But we also talked about other things, for example: how one comes to name machines in one’s lab. Perhaps not surprising given my previous post, the machines in my lab have Star Wars references. This idea dates back to the machines in the offices of one of my college mentors: Joe had a big black Next machine that was called Darth and the little white Mac I used was called Yoda. So when I started populating my lab with machines I named the white one Yoda and the two black ones Darth and Vader.

Thanks to recent expansions, I’ve been buying additional hardware so I’ve had to come up with new names. I finalized these yesterday: the iMac is R2-D2, the new Dell desktop is Chewbacca and the two ThinkPads are Han Solo and Falcon. (Jacob will be happy to note that these are all real Star Wars characters.)

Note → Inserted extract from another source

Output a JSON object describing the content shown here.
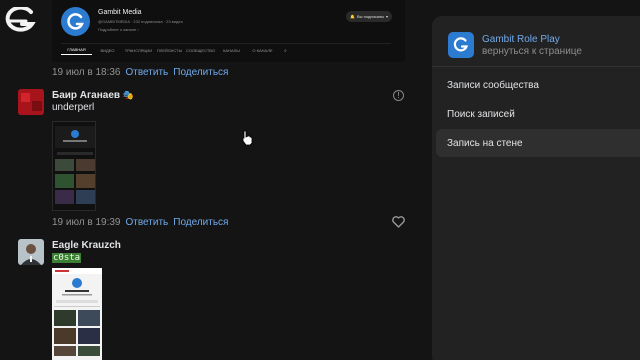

I’m curious: what names do other people give machines in their labs? This is not about being silly, by the way. It becomes incredibly tedious to talk about “the computer that’s next to the back wall near the printer” so having names serves an important function.

Regarding the Passover meal, the food was wonderful all around. Thanks to Matt’s friend Love for bringing some great matzo munchies, a treat I’d never tried before. Matt’s (and CC’s) cooking was awesome, too, as was the flourless chocolate cake by another guest Lisa.